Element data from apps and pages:
•••
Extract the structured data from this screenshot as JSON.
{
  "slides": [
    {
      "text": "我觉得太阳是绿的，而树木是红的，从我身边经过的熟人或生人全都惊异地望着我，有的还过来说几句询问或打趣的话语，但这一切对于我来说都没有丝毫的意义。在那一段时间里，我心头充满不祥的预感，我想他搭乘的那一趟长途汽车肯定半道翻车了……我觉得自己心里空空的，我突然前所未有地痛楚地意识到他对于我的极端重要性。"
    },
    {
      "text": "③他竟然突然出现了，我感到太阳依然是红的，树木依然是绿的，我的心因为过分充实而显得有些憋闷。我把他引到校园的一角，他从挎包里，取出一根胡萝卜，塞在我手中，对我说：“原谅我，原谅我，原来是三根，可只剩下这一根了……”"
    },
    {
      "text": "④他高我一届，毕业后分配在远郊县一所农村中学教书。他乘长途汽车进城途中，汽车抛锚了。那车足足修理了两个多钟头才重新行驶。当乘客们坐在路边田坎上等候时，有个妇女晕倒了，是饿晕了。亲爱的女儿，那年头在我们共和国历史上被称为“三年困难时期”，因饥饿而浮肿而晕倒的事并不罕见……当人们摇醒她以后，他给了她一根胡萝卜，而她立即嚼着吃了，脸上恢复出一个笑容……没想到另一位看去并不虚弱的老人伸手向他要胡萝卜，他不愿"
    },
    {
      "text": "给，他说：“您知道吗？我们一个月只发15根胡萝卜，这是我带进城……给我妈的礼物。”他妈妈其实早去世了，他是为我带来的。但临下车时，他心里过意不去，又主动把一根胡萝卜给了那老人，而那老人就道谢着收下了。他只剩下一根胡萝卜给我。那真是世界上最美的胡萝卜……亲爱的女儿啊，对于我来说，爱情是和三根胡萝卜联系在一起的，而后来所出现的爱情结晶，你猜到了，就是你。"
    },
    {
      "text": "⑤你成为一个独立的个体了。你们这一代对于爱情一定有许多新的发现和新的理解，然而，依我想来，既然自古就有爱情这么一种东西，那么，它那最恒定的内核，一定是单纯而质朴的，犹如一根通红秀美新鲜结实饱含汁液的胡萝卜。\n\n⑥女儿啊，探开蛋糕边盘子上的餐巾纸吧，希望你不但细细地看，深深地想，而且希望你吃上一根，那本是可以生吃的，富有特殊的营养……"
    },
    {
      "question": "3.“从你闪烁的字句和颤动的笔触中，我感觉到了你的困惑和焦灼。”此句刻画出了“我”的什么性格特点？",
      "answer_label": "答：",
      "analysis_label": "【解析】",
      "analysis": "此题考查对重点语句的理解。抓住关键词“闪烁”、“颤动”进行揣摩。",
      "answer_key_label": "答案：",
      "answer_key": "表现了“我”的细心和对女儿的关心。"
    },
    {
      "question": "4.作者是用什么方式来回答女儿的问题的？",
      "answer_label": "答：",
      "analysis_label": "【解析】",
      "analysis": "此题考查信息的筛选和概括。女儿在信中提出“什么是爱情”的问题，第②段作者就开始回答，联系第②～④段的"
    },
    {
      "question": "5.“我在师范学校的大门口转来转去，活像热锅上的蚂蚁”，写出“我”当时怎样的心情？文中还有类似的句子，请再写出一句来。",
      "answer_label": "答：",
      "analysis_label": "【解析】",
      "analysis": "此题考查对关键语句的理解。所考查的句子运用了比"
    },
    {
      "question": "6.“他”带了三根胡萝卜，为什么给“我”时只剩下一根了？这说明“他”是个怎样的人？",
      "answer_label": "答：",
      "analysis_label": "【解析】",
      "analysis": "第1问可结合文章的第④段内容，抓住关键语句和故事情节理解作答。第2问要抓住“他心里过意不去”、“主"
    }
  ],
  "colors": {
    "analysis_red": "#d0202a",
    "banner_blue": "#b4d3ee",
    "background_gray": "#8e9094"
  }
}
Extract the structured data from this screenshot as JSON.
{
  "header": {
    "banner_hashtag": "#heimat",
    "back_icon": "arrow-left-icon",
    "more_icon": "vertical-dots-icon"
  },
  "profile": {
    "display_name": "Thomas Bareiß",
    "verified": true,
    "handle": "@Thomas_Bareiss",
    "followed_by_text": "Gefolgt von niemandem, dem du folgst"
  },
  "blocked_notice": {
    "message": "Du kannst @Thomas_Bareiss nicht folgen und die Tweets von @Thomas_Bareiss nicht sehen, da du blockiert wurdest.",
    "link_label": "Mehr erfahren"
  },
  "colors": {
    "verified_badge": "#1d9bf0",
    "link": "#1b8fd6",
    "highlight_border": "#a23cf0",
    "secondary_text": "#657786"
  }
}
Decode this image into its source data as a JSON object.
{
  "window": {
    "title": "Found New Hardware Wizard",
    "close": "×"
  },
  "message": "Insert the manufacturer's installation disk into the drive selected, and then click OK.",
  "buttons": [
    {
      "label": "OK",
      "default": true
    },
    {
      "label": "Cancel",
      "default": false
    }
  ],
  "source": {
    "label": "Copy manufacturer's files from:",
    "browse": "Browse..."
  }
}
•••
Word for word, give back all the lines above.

Extract the structured data from this screenshot as JSON.
{
  "slides": [
    {
      "text": "我觉得太阳是绿的，而树木是红的，从我身边经过的熟人或生人全都惊异地望着我，有的还过来说几句询问或打趣的话语，但这一切对于我来说都没有丝毫的意义。在那一段时间里，我心头充满不祥的预感，我想他搭乘的那一趟长途汽车肯定半道翻车了……我觉得自己心里空空的，我突然前所未有地痛楚地意识到他对于我的极端重要性。"
    },
    {
      "text": "③他竟然突然出现了，我感到太阳依然是红的，树木依然是绿的，我的心因为过分充实而显得有些憋闷。我把他引到校园的一角，他从挎包里，取出一根胡萝卜，塞在我手中，对我说：“原谅我，原谅我，原来是三根，可只剩下这一根了……”"
    },
    {
      "text": "④他高我一届，毕业后分配在远郊县一所农村中学教书。他乘长途汽车进城途中，汽车抛锚了。那车足足修理了两个多钟头才重新行驶。当乘客们坐在路边田坎上等候时，有个妇女晕倒了，是饿晕了。亲爱的女儿，那年头在我们共和国历史上被称为“三年困难时期”，因饥饿而浮肿而晕倒的事并不罕见……当人们摇醒她以后，他给了她一根胡萝卜，而她立即嚼着吃了，脸上恢复出一个笑容……没想到另一位看去并不虚弱的老人伸手向他要胡萝卜，他不愿"
    },
    {
      "text": "给，他说：“您知道吗？我们一个月只发15根胡萝卜，这是我带进城……给我妈的礼物。”他妈妈其实早去世了，他是为我带来的。但临下车时，他心里过意不去，又主动把一根胡萝卜给了那老人，而那老人就道谢着收下了。他只剩下一根胡萝卜给我。那真是世界上最美的胡萝卜……亲爱的女儿啊，对于我来说，爱情是和三根胡萝卜联系在一起的，而后来所出现的爱情结晶，你猜到了，就是你。"
    },
    {
      "text": "⑤你成为一个独立的个体了。你们这一代对于爱情一定有许多新的发现和新的理解，然而，依我想来，既然自古就有爱情这么一种东西，那么，它那最恒定的内核，一定是单纯而质朴的，犹如一根通红秀美新鲜结实饱含汁液的胡萝卜。\n\n⑥女儿啊，探开蛋糕边盘子上的餐巾纸吧，希望你不但细细地看，深深地想，而且希望你吃上一根，那本是可以生吃的，富有特殊的营养……"
    },
    {
      "question": "3.“从你闪烁的字句和颤动的笔触中，我感觉到了你的困惑和焦灼。”此句刻画出了“我”的什么性格特点？",
      "answer_label": "答：",
      "analysis_label": "【解析】",
      "analysis": "此题考查对重点语句的理解。抓住关键词“闪烁”、“颤动”进行揣摩。",
      "answer_key_label": "答案：",
      "answer_key": "表现了“我”的细心和对女儿的关心。"
    },
    {
      "question": "4.作者是用什么方式来回答女儿的问题的？",
      "answer_label": "答：",
      "analysis_label": "【解析】",
      "analysis": "此题考查信息的筛选和概括。女儿在信中提出“什么是爱情”的问题，第②段作者就开始回答，联系第②～④段的"
    },
    {
      "question": "5.“我在师范学校的大门口转来转去，活像热锅上的蚂蚁”，写出“我”当时怎样的心情？文中还有类似的句子，请再写出一句来。",
      "answer_label": "答：",
      "analysis_label": "【解析】",
      "analysis": "此题考查对关键语句的理解。所考查的句子运用了比"
    },
    {
      "question": "6.“他”带了三根胡萝卜，为什么给“我”时只剩下一根了？这说明“他”是个怎样的人？",
      "answer_label": "答：",
      "analysis_label": "【解析】",
      "analysis": "第1问可结合文章的第④段内容，抓住关键语句和故事情节理解作答。第2问要抓住“他心里过意不去”、“主"
    }
  ],
  "colors": {
    "analysis_red": "#d0202a",
    "banner_blue": "#b4d3ee",
    "background_gray": "#8e9094"
  }
}
Extract the structured data from this screenshot as JSON.
{
  "header": {
    "banner_hashtag": "#heimat",
    "back_icon": "arrow-left-icon",
    "more_icon": "vertical-dots-icon"
  },
  "profile": {
    "display_name": "Thomas Bareiß",
    "verified": true,
    "handle": "@Thomas_Bareiss",
    "followed_by_text": "Gefolgt von niemandem, dem du folgst"
  },
  "blocked_notice": {
    "message": "Du kannst @Thomas_Bareiss nicht folgen und die Tweets von @Thomas_Bareiss nicht sehen, da du blockiert wurdest.",
    "link_label": "Mehr erfahren"
  },
  "colors": {
    "verified_badge": "#1d9bf0",
    "link": "#1b8fd6",
    "highlight_border": "#a23cf0",
    "secondary_text": "#657786"
  }
}
Decode this image into its source data as a JSON object.
{
  "window": {
    "title": "Found New Hardware Wizard",
    "close": "×"
  },
  "message": "Insert the manufacturer's installation disk into the drive selected, and then click OK.",
  "buttons": [
    {
      "label": "OK",
      "default": true
    },
    {
      "label": "Cancel",
      "default": false
    }
  ],
  "source": {
    "label": "Copy manufacturer's files from:",
    "browse": "Browse..."
  }
}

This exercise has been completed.